─── Given records ───

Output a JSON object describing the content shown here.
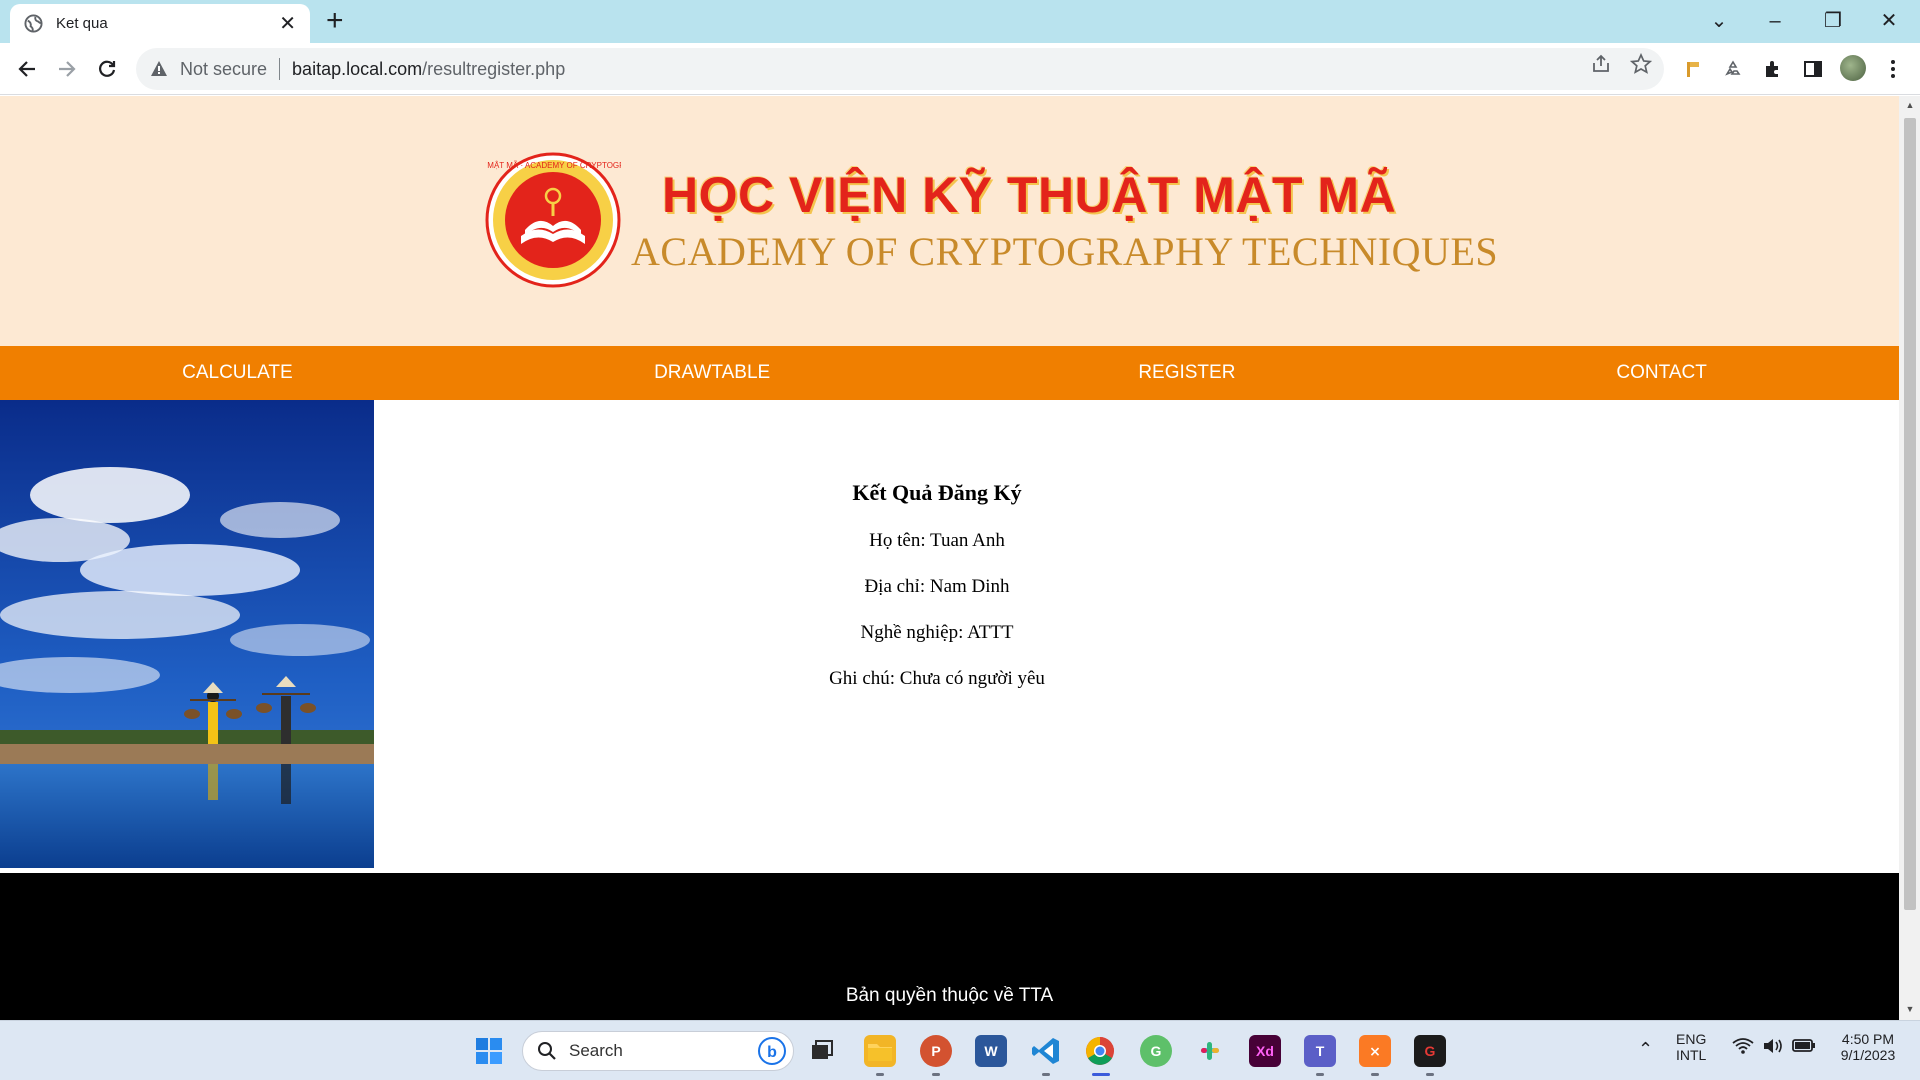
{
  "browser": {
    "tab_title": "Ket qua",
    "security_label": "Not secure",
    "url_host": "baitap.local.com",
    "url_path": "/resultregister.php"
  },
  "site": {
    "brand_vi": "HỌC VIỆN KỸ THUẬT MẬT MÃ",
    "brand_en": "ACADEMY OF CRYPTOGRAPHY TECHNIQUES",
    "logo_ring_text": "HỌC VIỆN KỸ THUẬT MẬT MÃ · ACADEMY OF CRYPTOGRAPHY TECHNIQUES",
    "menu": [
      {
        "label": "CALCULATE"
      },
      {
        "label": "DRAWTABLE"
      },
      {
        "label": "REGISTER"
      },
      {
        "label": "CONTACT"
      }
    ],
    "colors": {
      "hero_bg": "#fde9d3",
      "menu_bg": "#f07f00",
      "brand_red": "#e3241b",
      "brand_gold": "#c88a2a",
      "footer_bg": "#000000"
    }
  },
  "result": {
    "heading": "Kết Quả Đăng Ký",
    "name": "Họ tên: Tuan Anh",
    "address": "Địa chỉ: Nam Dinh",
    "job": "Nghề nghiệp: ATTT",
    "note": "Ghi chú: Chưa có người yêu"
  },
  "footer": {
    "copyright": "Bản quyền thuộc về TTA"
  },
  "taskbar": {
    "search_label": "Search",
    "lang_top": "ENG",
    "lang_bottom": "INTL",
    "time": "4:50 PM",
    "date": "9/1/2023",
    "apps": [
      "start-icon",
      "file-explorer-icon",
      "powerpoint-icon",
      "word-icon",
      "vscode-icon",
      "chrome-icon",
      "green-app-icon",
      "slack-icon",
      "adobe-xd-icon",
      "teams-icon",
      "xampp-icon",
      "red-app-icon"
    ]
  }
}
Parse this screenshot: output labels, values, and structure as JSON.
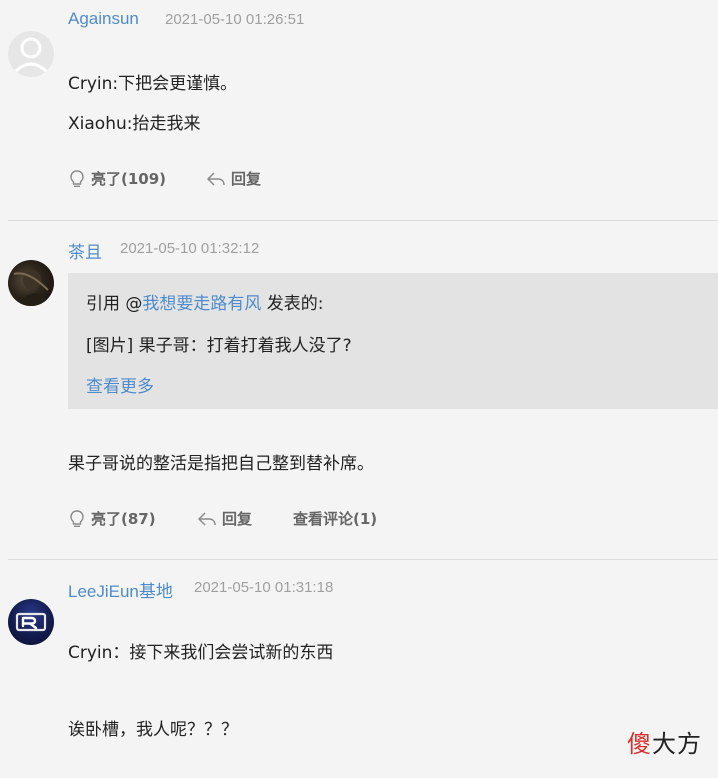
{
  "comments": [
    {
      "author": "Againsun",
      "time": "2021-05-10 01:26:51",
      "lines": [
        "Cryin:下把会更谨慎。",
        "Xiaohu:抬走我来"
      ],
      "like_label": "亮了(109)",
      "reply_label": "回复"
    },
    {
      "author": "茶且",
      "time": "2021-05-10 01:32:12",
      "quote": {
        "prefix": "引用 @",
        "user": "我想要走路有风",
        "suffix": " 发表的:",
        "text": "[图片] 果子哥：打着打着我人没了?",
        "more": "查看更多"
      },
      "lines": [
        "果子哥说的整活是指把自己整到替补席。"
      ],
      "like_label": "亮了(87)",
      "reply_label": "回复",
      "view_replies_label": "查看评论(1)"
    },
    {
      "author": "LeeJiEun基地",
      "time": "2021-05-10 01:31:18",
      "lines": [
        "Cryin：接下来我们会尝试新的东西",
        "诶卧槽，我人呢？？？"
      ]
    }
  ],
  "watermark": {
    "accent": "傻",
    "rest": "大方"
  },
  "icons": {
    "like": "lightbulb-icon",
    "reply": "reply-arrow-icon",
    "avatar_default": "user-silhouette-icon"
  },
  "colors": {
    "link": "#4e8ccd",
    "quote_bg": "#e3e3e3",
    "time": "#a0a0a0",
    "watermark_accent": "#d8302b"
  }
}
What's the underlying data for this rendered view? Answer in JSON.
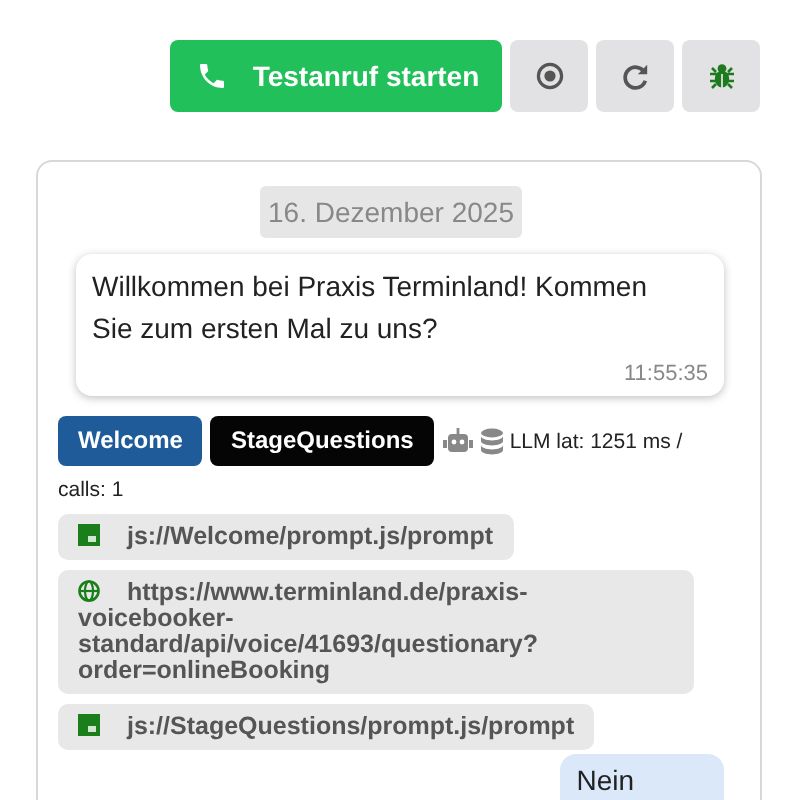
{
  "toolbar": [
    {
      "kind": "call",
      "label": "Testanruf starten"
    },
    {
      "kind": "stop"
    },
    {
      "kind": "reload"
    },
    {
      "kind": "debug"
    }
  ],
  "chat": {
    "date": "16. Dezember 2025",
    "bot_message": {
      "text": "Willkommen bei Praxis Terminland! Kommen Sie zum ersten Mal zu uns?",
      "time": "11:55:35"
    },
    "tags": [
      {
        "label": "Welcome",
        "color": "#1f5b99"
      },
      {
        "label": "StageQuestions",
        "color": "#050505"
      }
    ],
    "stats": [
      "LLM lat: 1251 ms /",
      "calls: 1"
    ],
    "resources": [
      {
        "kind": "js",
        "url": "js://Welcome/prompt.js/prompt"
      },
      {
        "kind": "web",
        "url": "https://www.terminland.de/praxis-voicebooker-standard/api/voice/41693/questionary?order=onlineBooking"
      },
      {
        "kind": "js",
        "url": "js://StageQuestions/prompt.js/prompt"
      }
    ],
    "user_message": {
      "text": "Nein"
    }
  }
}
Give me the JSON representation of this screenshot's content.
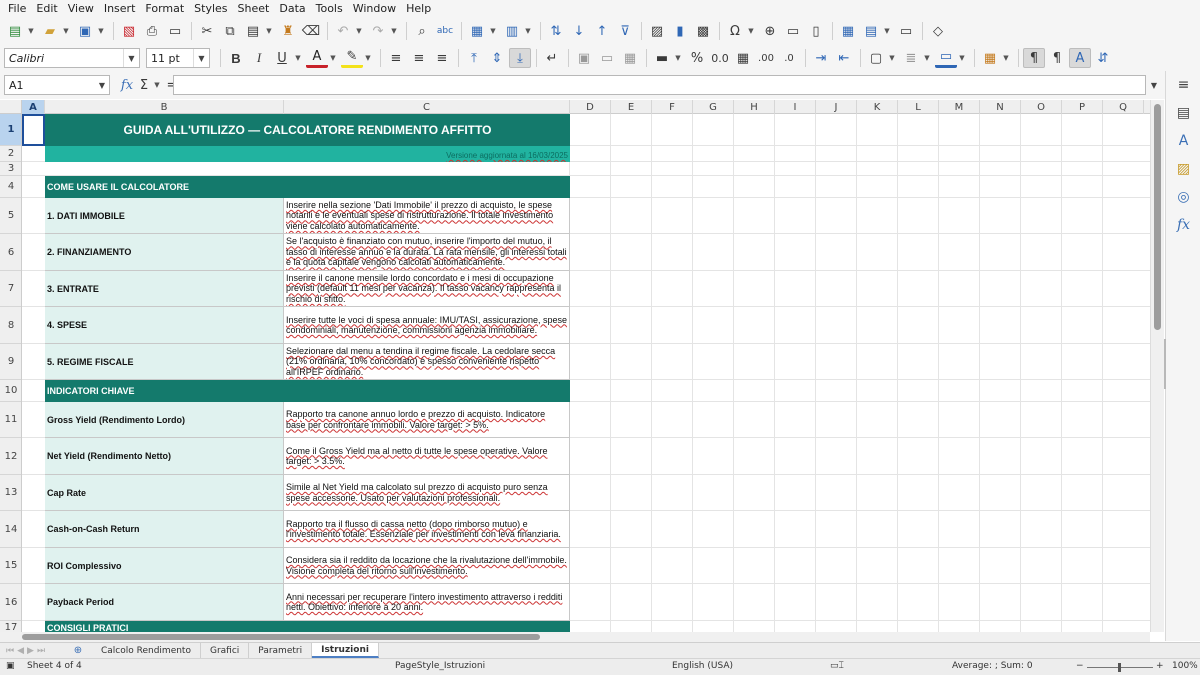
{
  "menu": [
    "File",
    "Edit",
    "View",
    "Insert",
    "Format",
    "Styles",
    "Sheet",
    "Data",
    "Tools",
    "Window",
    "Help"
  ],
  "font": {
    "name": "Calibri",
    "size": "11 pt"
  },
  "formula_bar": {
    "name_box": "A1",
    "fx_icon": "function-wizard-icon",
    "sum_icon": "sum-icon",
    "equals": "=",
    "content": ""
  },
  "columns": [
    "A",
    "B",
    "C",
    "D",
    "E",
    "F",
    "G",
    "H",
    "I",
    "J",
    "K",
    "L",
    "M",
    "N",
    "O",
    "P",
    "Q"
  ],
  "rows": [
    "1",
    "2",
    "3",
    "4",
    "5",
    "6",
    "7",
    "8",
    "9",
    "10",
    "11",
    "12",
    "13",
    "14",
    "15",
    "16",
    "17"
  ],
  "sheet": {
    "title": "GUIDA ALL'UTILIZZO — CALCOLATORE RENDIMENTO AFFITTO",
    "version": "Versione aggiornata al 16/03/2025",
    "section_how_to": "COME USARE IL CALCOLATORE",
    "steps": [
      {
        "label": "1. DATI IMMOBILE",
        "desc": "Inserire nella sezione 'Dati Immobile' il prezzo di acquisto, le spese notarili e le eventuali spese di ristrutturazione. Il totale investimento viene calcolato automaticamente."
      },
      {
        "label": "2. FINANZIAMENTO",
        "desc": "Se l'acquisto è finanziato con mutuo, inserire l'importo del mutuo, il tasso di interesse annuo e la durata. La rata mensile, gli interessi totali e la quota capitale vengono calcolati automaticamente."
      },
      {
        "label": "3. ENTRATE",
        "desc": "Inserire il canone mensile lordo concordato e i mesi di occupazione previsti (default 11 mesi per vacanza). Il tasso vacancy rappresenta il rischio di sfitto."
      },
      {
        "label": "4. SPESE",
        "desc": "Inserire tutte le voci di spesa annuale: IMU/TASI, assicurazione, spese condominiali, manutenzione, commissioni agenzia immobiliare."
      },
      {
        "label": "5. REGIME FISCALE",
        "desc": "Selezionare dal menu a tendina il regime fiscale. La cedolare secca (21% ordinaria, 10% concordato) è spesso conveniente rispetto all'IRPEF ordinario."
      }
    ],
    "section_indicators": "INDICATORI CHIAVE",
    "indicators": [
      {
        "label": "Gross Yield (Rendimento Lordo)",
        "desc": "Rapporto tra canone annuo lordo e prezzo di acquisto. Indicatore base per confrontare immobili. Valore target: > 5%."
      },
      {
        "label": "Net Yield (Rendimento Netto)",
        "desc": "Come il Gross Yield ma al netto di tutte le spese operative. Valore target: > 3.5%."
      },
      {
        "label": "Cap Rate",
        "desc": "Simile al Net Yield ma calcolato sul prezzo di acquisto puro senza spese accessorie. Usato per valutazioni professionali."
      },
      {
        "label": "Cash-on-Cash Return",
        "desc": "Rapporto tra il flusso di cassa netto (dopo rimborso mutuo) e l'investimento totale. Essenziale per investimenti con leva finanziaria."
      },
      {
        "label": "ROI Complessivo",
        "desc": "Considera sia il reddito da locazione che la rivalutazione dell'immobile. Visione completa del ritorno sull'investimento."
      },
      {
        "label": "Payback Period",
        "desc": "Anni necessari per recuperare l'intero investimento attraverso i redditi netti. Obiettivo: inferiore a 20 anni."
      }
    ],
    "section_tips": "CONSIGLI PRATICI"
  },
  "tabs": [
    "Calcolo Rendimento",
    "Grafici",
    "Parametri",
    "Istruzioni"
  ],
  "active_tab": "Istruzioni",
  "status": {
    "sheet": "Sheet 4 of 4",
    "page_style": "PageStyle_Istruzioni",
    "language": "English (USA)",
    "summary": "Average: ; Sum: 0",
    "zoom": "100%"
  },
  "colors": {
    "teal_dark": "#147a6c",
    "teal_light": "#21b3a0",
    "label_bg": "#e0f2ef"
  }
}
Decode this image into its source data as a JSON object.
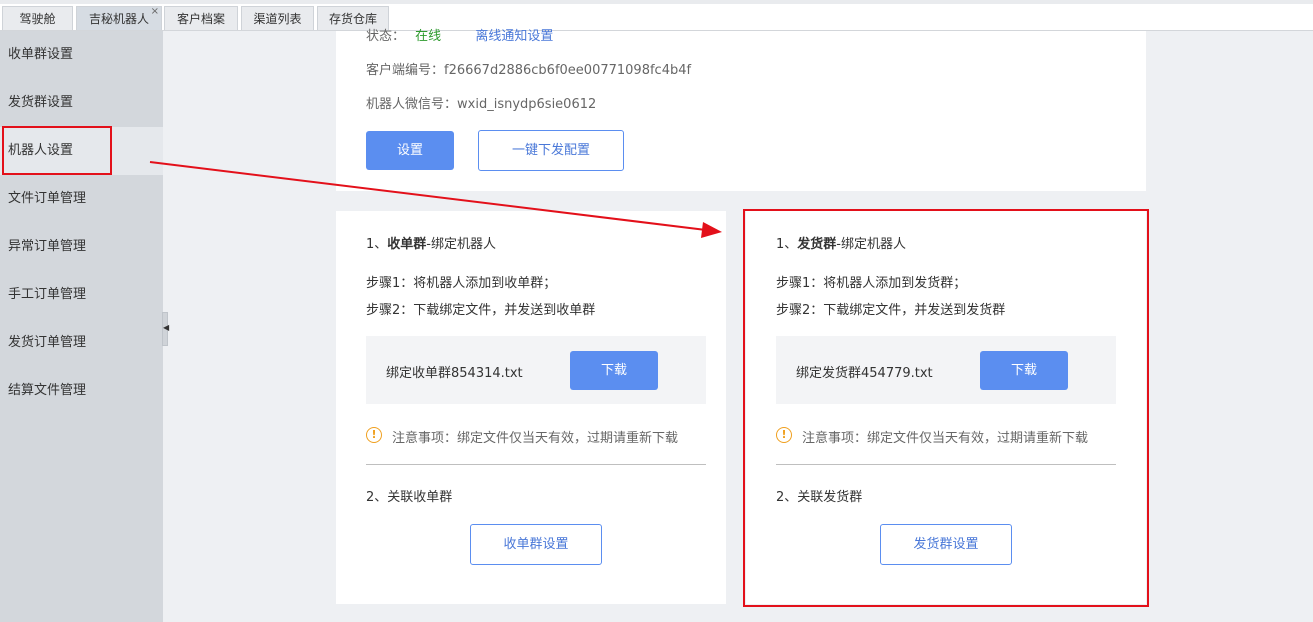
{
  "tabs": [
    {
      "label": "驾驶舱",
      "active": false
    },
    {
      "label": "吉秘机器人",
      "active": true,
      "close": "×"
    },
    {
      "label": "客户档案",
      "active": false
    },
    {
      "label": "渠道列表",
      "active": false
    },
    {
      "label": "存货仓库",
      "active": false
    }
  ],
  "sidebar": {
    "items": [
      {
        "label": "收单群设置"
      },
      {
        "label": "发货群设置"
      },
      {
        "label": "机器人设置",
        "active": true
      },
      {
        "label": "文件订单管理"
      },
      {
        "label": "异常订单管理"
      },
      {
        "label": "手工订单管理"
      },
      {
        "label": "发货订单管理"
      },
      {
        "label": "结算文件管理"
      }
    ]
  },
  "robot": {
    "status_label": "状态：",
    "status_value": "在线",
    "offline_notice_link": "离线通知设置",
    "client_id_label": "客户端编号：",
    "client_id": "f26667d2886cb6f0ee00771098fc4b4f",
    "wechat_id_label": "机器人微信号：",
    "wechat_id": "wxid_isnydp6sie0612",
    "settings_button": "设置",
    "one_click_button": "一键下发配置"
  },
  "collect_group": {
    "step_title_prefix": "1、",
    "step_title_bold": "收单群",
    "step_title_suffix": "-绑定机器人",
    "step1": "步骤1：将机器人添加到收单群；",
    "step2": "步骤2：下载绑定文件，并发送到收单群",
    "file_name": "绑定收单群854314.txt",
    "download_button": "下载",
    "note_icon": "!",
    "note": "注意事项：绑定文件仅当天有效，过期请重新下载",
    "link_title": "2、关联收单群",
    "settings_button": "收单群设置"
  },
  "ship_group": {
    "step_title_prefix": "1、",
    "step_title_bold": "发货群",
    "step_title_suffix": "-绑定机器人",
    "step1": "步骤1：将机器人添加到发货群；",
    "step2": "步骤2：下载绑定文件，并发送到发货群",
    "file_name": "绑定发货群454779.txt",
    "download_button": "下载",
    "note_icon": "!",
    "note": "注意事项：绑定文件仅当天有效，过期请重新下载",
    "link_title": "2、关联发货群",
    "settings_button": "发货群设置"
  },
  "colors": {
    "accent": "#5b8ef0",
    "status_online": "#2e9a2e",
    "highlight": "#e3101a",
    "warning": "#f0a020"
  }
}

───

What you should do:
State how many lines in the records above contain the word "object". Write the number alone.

Solution to the exercise:
2